Multiple Targets for Alzheimer's Disease:  γ–Secretase and Tau

Multiple Targets for Alzheimer's Disease: γ–Secretase and Tau

Tuesday, December 5, 2006

The New York Academy of Sciences

Organizers: Donna Barten, Ph.D., Bristol-Myers Squibb; Barbara Petrack, Ph.D., Drew University; and Barbara Tate, Ph.D., Pfizer; Global Research & Development

This is an all day event.

Alzheimer's disease (AD) is characterized by the neuropathological lesions, plaques and tangles, largely composed of beta-amyloid (Ab) peptide and hyperphosphorylated tau, respectively. Because the enzymes that produce Ab and that phosphorylate tau are compelling targets for the treatment of AD, intense focus has yielded important understanding of some aspects of their biology. Proteolytic enzymes that process the amyloid precursor protein, notably gamma-secretase and BACE, and tau kinases such as glycogen synthase kinase (GSK) have been identified and characterized. However, much remains to be discovered, making it challenging to develop therapeutic agents that can inhibit or modulate the activity of these enzymes. We will discuss the current understanding of the protein assembly that makes up the gamma-secretase complex, the substrates and cleavage activity of the enzyme, and what is known of the regulation of its activity. Tau, which normally binds to and stabilizes microtubules, is regulated by phosphorylation. However, hyperphosphorylated tau can no longer bind to microtubules and tends to self-aggregate, forming the tangles in AD. It is unclear which residues and kinases are relevant in AD, although GSK, which is elevated in AD, has been implicated. In addition, both gain of toxicity and loss of function hypotheses can explain tau's role in disease. New information gained from use of transgenic models of AD and the relationship between Ab and tau will be discussed.

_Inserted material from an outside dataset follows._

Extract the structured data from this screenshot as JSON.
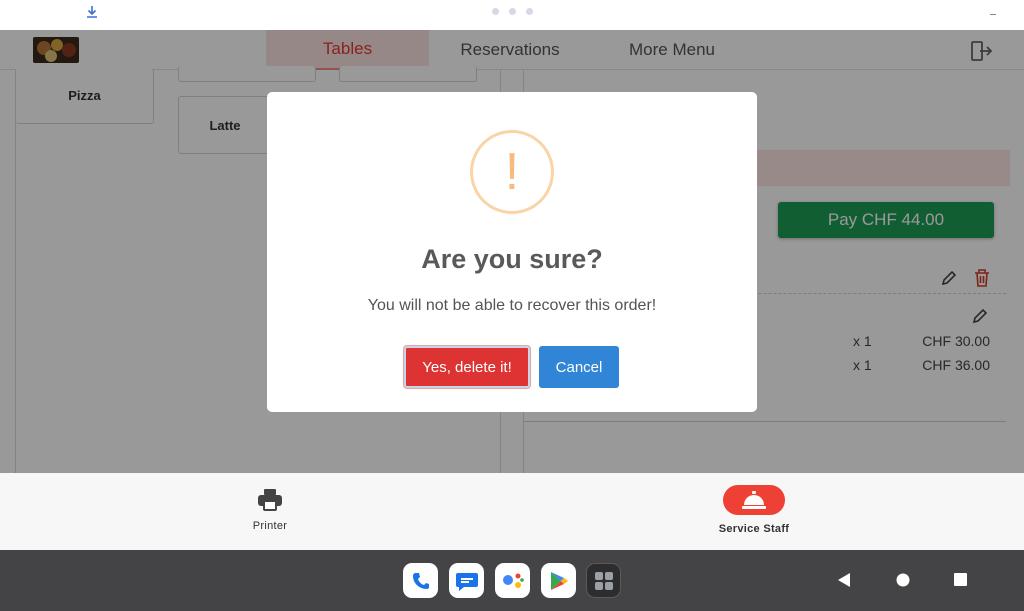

8:30 - 9:00 Registration Check-In

9:00 - 9:10 Welcome and Introduction

9:10 - 9:55 Mark Shearman, Ph.D., Merck Research Laboratories, Boston, MA, "Gamma-Secretase Complex: Inhibition and Modulation."

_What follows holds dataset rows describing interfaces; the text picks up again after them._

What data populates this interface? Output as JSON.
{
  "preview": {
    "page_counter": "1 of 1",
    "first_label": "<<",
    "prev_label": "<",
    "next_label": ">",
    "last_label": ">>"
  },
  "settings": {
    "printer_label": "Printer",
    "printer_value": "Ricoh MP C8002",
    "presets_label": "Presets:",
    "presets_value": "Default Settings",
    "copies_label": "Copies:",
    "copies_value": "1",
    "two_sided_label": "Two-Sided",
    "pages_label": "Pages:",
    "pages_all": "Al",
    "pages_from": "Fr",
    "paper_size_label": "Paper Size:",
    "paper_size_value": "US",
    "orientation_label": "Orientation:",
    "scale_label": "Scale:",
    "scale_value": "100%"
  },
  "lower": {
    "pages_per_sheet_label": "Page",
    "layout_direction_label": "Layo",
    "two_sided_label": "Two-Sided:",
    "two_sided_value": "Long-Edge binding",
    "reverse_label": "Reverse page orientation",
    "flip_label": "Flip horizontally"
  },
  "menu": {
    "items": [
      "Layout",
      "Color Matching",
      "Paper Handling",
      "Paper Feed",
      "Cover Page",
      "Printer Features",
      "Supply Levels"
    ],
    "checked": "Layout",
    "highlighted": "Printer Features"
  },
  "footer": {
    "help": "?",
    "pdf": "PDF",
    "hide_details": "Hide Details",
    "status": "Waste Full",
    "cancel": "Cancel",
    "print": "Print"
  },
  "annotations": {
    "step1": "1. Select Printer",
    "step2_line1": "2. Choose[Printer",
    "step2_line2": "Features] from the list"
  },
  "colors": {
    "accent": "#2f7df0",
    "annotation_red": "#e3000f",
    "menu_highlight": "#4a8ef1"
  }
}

9:55 - 10:40 Thomas Lanz, Ph.D., Pfizer Global Research & Development, Groton, CT, "Complex Pharmacology of "Classical" Gamma-Secretase Inhibitors."

10:40 - 11:00 Refreshments

11:00 - 11:45 Michael S. Wolfe, Ph.D., Brigham & Women's Hospital, Boston, MA, "Biochemistry of Presenilin and Presenilin-like Proteases."

11:45 - 12:30 David Holtzman, M.D., Washington University, St. Louis, MO, "Amyloid-beta Metabolism and the Pathogenesis of AD."

12:30 - 2:00 Lunch Break

2:00 - 2:45 Frank M. LaFerla, Ph.D., Univ California, Irvine, "Understanding the Links Between Aβ and Tau Pathology."

2:45 - 3:30 Peter Davies, Ph.D., Albert Einstein College of Medicine, Bronx, NY, "What Changes in Tau are Important in Pathogenesis?"

3:30 - 3:50 Refreshments

3:50 - 4:35 Michael L. Hutton, Ph.D., Mayo Clinic Jacksonville, FL, "Tau as the Final Common Denominator for Multiple Neurodegenerative Diseases."

4:35 - 5:20 Leonard Petrucelli, Ph.D., Mayo Clinic Jacksonville, FL, "The Role of CHIP and Chaperones in Tau Pathology."